- **Problem to work on**
Pictures stay out; everything else in the records is to be copied exactly.

- **Records supplied**
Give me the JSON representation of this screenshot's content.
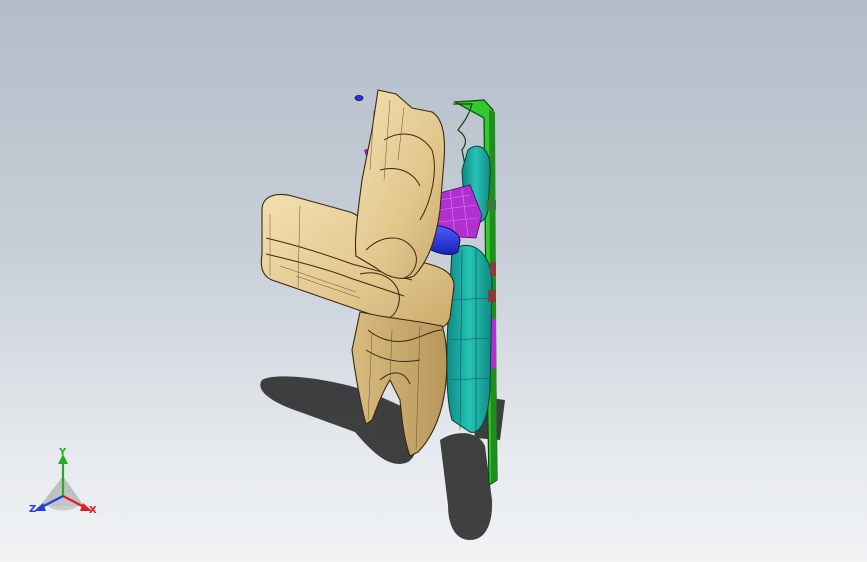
{
  "window": {
    "title": ""
  },
  "triad": {
    "x_label": "X",
    "y_label": "Y",
    "z_label": "Z",
    "x_color": "#e02020",
    "y_color": "#22b022",
    "z_color": "#2040e0"
  },
  "colors": {
    "background_top": "#b3bcc8",
    "background_bottom": "#f1f3f5",
    "beige_part": "#e6cc94",
    "green_board": "#33c92e",
    "cyan_part": "#1ca49c",
    "blue_ring": "#2a34e0",
    "magenta_part": "#b030d0"
  }
}
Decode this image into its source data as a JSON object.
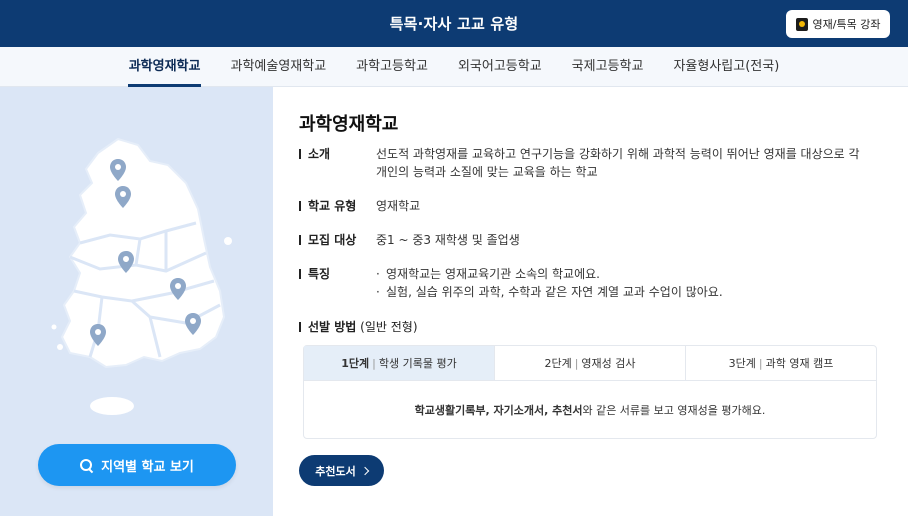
{
  "header": {
    "title": "특목·자사 고교 유형",
    "badge_button_label": "영재/특목 강좌"
  },
  "tabs": [
    {
      "label": "과학영재학교",
      "active": true
    },
    {
      "label": "과학예술영재학교",
      "active": false
    },
    {
      "label": "과학고등학교",
      "active": false
    },
    {
      "label": "외국어고등학교",
      "active": false
    },
    {
      "label": "국제고등학교",
      "active": false
    },
    {
      "label": "자율형사립고(전국)",
      "active": false
    }
  ],
  "left": {
    "region_button_label": "지역별 학교 보기",
    "map_pin_count": 6
  },
  "content": {
    "title": "과학영재학교",
    "intro_label": "소개",
    "intro_value": "선도적 과학영재를 교육하고 연구기능을 강화하기 위해 과학적 능력이 뛰어난 영재를 대상으로 각 개인의 능력과 소질에 맞는 교육을 하는 학교",
    "type_label": "학교 유형",
    "type_value": "영재학교",
    "recruit_label": "모집 대상",
    "recruit_value": "중1 ~ 중3 재학생 및 졸업생",
    "feature_label": "특징",
    "features": [
      "영재학교는 영재교육기관 소속의 학교에요.",
      "실험, 실습 위주의 과학, 수학과 같은 자연 계열 교과 수업이 많아요."
    ],
    "selection_label": "선발 방법",
    "selection_sub": "(일반 전형)",
    "steps": [
      {
        "stage": "1단계",
        "name": "학생 기록물 평가",
        "active": true
      },
      {
        "stage": "2단계",
        "name": "영재성 검사",
        "active": false
      },
      {
        "stage": "3단계",
        "name": "과학 영재 캠프",
        "active": false
      }
    ],
    "step_desc": {
      "bold": "학교생활기록부, 자기소개서, 추천서",
      "rest": "와 같은 서류를 보고 영재성을 평가해요."
    },
    "book_button_label": "추천도서"
  },
  "colors": {
    "header_bg": "#0d3b73",
    "left_panel_bg": "#dbe6f6",
    "map_fill": "#ffffff",
    "pin_color": "#8fa8c8",
    "region_button": "#1d96f2",
    "active_step_bg": "#e5eef8"
  }
}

- **Answer for this exercise**
Give me the JSON representation of this screenshot's content.
{
  "window": {
    "title": ""
  },
  "triad": {
    "x_label": "X",
    "y_label": "Y",
    "z_label": "Z",
    "x_color": "#e02020",
    "y_color": "#22b022",
    "z_color": "#2040e0"
  },
  "colors": {
    "background_top": "#b3bcc8",
    "background_bottom": "#f1f3f5",
    "beige_part": "#e6cc94",
    "green_board": "#33c92e",
    "cyan_part": "#1ca49c",
    "blue_ring": "#2a34e0",
    "magenta_part": "#b030d0"
  }
}
Decode this image into its source data as a JSON object.
{
  "header": {
    "title": "특목·자사 고교 유형",
    "badge_button_label": "영재/특목 강좌"
  },
  "tabs": [
    {
      "label": "과학영재학교",
      "active": true
    },
    {
      "label": "과학예술영재학교",
      "active": false
    },
    {
      "label": "과학고등학교",
      "active": false
    },
    {
      "label": "외국어고등학교",
      "active": false
    },
    {
      "label": "국제고등학교",
      "active": false
    },
    {
      "label": "자율형사립고(전국)",
      "active": false
    }
  ],
  "left": {
    "region_button_label": "지역별 학교 보기",
    "map_pin_count": 6
  },
  "content": {
    "title": "과학영재학교",
    "intro_label": "소개",
    "intro_value": "선도적 과학영재를 교육하고 연구기능을 강화하기 위해 과학적 능력이 뛰어난 영재를 대상으로 각 개인의 능력과 소질에 맞는 교육을 하는 학교",
    "type_label": "학교 유형",
    "type_value": "영재학교",
    "recruit_label": "모집 대상",
    "recruit_value": "중1 ~ 중3 재학생 및 졸업생",
    "feature_label": "특징",
    "features": [
      "영재학교는 영재교육기관 소속의 학교에요.",
      "실험, 실습 위주의 과학, 수학과 같은 자연 계열 교과 수업이 많아요."
    ],
    "selection_label": "선발 방법",
    "selection_sub": "(일반 전형)",
    "steps": [
      {
        "stage": "1단계",
        "name": "학생 기록물 평가",
        "active": true
      },
      {
        "stage": "2단계",
        "name": "영재성 검사",
        "active": false
      },
      {
        "stage": "3단계",
        "name": "과학 영재 캠프",
        "active": false
      }
    ],
    "step_desc": {
      "bold": "학교생활기록부, 자기소개서, 추천서",
      "rest": "와 같은 서류를 보고 영재성을 평가해요."
    },
    "book_button_label": "추천도서"
  },
  "colors": {
    "header_bg": "#0d3b73",
    "left_panel_bg": "#dbe6f6",
    "map_fill": "#ffffff",
    "pin_color": "#8fa8c8",
    "region_button": "#1d96f2",
    "active_step_bg": "#e5eef8"
  }
}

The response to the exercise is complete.